-------- Dataset content --------

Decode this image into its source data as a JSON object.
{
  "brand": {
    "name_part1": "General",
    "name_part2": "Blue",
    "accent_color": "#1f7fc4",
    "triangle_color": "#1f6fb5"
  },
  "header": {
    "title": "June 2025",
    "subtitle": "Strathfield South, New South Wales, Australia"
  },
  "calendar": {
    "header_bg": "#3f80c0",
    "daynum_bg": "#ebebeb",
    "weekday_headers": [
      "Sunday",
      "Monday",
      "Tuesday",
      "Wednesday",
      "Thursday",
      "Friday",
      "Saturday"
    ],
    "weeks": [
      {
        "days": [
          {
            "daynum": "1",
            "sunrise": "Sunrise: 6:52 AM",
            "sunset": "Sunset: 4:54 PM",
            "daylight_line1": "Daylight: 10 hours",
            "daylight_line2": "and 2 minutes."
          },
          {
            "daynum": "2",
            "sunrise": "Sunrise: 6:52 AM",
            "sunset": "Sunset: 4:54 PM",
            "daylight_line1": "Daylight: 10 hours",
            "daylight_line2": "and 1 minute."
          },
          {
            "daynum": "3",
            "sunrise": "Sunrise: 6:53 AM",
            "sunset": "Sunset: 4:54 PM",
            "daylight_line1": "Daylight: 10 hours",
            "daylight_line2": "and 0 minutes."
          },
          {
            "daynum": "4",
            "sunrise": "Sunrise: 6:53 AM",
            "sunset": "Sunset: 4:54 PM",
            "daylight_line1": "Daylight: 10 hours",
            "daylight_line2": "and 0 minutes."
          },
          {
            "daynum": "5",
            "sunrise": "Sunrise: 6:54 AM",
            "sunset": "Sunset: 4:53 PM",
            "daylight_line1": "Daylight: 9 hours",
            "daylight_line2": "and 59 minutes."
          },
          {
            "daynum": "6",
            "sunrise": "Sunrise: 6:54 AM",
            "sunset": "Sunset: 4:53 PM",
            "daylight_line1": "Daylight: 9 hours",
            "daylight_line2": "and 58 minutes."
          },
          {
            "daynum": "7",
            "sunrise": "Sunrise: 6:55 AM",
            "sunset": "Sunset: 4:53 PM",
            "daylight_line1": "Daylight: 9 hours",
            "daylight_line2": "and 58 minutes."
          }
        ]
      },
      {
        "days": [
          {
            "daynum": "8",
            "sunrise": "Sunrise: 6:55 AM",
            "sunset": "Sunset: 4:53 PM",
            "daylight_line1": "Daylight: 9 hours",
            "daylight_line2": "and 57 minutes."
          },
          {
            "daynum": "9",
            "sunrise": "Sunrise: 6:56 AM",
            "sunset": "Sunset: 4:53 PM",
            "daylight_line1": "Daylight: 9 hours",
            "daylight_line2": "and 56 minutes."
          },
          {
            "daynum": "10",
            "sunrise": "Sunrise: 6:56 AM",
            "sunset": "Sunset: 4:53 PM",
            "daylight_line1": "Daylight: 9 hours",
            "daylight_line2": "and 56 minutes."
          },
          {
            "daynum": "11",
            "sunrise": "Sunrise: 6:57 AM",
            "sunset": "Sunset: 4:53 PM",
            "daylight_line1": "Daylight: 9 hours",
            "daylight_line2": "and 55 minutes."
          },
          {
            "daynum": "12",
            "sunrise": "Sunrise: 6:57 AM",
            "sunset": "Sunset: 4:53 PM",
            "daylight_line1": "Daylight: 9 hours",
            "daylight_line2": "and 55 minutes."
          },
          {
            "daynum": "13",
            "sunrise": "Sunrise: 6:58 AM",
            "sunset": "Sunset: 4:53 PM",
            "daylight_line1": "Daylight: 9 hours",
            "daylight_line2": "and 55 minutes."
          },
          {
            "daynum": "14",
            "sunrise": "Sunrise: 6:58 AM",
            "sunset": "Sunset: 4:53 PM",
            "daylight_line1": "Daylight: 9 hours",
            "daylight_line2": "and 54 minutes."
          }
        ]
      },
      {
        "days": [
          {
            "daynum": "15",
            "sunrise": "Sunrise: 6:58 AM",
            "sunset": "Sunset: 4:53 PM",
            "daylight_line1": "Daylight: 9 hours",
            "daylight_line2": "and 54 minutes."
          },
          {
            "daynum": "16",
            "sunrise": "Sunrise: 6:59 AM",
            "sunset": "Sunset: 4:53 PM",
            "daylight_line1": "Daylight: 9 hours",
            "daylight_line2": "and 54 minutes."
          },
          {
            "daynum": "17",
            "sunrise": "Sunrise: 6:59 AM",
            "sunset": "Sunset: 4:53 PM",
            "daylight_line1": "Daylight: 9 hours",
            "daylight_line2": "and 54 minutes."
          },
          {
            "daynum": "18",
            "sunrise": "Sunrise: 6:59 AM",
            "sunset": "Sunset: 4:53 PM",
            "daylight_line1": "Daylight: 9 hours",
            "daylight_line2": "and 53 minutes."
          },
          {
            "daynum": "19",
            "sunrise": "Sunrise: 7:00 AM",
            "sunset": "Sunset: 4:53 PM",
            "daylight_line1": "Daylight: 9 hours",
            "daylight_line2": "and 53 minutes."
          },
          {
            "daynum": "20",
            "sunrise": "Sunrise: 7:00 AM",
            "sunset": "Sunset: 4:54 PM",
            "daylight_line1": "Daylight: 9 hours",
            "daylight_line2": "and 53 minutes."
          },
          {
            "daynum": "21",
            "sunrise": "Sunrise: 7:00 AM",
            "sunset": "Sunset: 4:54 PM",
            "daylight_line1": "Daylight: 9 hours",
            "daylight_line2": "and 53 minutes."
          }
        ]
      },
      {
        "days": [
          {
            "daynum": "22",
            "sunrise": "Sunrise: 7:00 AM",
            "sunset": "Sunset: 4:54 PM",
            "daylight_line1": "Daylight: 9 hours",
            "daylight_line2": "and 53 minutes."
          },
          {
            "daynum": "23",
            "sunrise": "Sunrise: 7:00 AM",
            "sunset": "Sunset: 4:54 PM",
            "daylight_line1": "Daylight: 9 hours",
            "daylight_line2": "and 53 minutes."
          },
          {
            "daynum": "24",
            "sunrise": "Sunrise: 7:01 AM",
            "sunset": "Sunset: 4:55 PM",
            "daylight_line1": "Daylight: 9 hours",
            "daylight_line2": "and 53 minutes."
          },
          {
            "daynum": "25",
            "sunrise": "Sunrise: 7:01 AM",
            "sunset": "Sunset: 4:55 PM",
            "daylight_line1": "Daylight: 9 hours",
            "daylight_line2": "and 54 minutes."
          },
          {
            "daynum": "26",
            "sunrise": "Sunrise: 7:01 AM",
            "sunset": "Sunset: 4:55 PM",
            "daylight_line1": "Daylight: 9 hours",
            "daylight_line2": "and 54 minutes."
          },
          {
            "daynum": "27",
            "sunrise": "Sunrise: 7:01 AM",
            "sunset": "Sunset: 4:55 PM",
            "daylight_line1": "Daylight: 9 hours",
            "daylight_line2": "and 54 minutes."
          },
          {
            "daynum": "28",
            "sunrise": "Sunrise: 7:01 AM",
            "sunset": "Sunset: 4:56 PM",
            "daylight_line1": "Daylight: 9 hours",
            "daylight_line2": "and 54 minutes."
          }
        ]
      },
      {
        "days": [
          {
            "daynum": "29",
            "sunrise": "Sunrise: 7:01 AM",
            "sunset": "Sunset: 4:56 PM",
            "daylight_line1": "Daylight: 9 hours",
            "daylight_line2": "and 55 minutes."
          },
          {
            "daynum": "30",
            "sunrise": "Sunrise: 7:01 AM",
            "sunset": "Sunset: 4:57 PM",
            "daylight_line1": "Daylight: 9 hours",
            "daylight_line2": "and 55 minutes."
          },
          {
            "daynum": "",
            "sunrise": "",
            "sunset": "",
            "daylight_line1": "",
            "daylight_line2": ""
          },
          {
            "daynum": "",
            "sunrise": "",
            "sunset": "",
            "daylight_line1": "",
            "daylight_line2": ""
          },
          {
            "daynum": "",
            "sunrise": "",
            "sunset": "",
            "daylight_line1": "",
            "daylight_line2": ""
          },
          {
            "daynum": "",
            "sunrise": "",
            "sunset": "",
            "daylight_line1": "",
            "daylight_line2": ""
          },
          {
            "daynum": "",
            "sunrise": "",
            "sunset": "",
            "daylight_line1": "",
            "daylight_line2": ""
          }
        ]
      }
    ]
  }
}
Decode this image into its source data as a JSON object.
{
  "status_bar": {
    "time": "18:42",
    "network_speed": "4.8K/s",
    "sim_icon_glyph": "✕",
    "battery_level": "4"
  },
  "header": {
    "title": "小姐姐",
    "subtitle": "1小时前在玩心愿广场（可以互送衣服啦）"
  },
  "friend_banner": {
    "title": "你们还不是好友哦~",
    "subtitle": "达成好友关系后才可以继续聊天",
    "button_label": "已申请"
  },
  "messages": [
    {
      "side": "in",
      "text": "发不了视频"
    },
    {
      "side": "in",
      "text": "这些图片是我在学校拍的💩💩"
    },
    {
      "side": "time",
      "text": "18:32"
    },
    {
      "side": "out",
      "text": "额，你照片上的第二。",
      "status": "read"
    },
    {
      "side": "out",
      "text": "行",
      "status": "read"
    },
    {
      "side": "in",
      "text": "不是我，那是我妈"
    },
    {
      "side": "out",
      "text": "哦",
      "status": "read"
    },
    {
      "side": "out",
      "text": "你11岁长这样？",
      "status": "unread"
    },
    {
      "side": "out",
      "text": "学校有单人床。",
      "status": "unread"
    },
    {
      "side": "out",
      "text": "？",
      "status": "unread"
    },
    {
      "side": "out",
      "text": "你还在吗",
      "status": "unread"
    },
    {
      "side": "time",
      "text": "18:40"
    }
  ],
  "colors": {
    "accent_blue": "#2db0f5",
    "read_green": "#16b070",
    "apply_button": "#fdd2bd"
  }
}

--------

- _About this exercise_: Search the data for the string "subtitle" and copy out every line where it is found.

- _Solution for this task_:
    "subtitle": "Strathfield South, New South Wales, Australia"
    "subtitle": "1小时前在玩心愿广场（可以互送衣服啦）"
    "subtitle": "达成好友关系后才可以继续聊天",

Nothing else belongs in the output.